A requiem for a legend — and a friend: Alice Rivlin
NYC: A regulation wonderland, a small business nightmare
As a lifelong Philadelphian, I've never had much sympathy for the plight of New Yorkers, particularly Mets fans. But that's all changing. I feel pretty bad for people trying to run a small business in that town. Believe me, Philadelphia has its challenges, but for small operators in the Big Apple, it's a much tougher life.
Of course, businesses in New York City have a much larger pool of potential customers, but they've also got a lot of competition as well as higher taxes and rents. Yet, that's not even the worst of it. The real challenge to New York City business owners is their own local and state governments.
In just the past few years, an increasing number of regulations have come into - or are about to come into - effect. And these regulations are slowly but surely strangling small-business owners in the city.
Want some examples?
Paid sick leave: Back in 2013, New York City Council passed legislation that required employers with 20 or more employees to provide up to five paid sick leave days a year to employees who have worked at least four months to care for themselves and their families. But that wasn't enough. How about families?
Family leave: Since 2018, businesses across New York State have been required to provide up to eight weeks of paid time off work for their employees who have worked for them for more than six months so that they can care for family members (which include grandparents, grandchildren and domestic partners) who are very ill or have a serious health condition.
Paid time off: New York has mandated paid sick time and family leave so what's left? Oh yes: mandated vacations! In January, NYC Mayor Bill De Blasio proposed yet another regulation that would require most city businesses to provide full-time workers with at least 10 paid vacation days a year.
That number would be prorated for part-timers, so they get some time too. The regulation hasn't passed city council yet, but considering the council's track record, I'm expecting it will.
Predictive scheduling: New York City business owners must now be able to see into the future. That's because those businesses in the food and retail industries that employ more than 20 employees are required to provide each individual employee with a final schedule at least 72 hours before the employee's schedule begins.
Employers cannot add or cancel shifts within 72 hours. Employers must also keep records of employee work schedules going back at least three years and provide them within 14 days of an employee's request.

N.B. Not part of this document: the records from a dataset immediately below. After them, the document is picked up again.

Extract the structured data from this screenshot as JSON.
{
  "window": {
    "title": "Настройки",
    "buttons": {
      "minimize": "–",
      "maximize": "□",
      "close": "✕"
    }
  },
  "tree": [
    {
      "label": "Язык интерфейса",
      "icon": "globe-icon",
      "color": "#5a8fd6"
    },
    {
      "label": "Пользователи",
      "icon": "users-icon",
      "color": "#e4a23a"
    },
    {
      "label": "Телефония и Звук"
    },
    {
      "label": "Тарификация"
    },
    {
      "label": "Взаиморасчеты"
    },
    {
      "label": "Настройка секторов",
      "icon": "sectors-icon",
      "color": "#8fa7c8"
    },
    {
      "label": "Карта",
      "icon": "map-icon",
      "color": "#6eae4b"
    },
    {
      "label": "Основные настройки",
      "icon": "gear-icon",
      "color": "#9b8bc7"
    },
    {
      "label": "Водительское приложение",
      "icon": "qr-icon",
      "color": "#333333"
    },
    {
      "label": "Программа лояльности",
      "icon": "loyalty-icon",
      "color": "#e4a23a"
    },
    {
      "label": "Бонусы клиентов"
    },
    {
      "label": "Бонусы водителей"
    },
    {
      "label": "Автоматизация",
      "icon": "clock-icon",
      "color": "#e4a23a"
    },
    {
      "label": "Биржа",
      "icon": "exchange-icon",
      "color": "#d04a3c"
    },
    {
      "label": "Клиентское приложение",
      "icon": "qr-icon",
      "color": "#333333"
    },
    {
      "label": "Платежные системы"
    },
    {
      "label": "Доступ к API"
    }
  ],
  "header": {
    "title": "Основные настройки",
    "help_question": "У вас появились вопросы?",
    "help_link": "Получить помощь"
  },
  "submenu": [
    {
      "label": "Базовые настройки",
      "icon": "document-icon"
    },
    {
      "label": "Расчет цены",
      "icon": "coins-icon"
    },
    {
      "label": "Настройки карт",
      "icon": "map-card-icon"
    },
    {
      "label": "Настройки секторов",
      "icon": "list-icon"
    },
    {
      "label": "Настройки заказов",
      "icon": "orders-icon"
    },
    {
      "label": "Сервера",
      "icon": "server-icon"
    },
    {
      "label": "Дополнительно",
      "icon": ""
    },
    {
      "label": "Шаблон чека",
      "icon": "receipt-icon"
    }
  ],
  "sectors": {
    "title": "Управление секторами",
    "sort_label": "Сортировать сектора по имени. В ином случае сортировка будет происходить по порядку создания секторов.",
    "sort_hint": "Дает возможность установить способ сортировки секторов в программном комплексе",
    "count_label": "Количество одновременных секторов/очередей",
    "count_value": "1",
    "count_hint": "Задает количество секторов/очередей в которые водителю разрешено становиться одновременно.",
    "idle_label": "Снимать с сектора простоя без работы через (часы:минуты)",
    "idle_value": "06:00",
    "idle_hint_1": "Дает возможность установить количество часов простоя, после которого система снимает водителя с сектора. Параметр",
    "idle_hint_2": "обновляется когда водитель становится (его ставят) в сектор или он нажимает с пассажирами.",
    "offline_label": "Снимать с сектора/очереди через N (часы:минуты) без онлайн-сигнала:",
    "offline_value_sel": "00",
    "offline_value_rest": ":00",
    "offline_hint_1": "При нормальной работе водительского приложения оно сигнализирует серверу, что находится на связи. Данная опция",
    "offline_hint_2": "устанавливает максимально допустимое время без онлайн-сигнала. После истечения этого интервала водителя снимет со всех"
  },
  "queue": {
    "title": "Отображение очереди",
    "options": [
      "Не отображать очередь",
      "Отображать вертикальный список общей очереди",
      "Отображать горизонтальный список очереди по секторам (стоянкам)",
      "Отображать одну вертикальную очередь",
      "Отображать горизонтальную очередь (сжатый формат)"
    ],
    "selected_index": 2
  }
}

Minimum wage: New York City fast-food workers and employees of businesses with 11 or more workers are now entitled to a $15 an hour minimum wage. New York City businesses with 10 employees or less are required to pay at least $13.50 per hour this year, but that will be going up to $15.00 in 2020. The federal minimum wage is $7.25 per hour.
Lactation in the workplace: As of March 18, businesses with more than four employees are now required to provide lactation room accommodations and distribute this policy to all employees. We all know that real estate is inexpensive there, so finding the extra square footage shouldn't be a problem, right?
Anti-harassment: In light of the #MeToo movement, both New York State and New York City issued what's considered the most far-reaching anti-harassment rules in the country. But the rules are confusing.
Although both statutes contain requirements for anti-sexual harassment training and providing written policies for employees, there are both overlap and inconsistencies that are baffling for many employers.
Congestion pricing: Beginning in early 2021, vehicles that are entering Manhattan below 60th street will have to pay a toll. How much? The exact figure hasn't been settled on, but many are expecting it to be in the $14 range. That's after other bridge and tunnel expenses.
Many business owners fear that the toll will not only increase their costs for deliveries into the city but may motivate potential customers from staying away. Can you blame them?
If you're a New York City business owner and you've made it this far, then my hat's off to you. While all of these rules and regulations are good and fair in theory for the benefit and welfare of workers, they raise costs to such an extent that many small businesses can't stay in business. Don't believe me?
According to a Jessica Walker, the president and CEO of the Manhattan Chamber of Commerce, long-time businesses from coffee shops to comic stores are shutting down, and small companies surveyed by the chamber said that the high cost of doing business in the city is "negatively affecting them" even more so than slowing sales and lease issues.
That sentiment was shared by another business owner who told the Gotham Gazette that "given the high costs of doing business here as well as the costs of complying with local regulations, many small-business owners are struggling to make ends meet, just like the employees who work for them."
Citing a recent analysis of Brooklyn's Bushwick district by the city's Department of Small Business Services that revealed storefront vacancy rates ranging from 15-25 percent, two city council members and the CEO of the Brooklyn Chamber of Commerce wrote in a recent opinion piece for the New York Daily News that "small businesses are on the brink and stores in neighborhoods across New York are in crying need of help."
I don't know if it's the "booming" New York City economy that makes politicians there feel like businesses - even small businesses - are rolling in dough and are able to absorb the costs of all these regulations. What I do know is that I'm grateful that I'm running my business in Philly.
Gene Marks is founder of The Marks Group, a small-business consulting firm. He has written on economic and financial issues for The Washington Post, The New York Times and The Guardian. He also frequently appears on CNBC, Fox Business and MSNBC.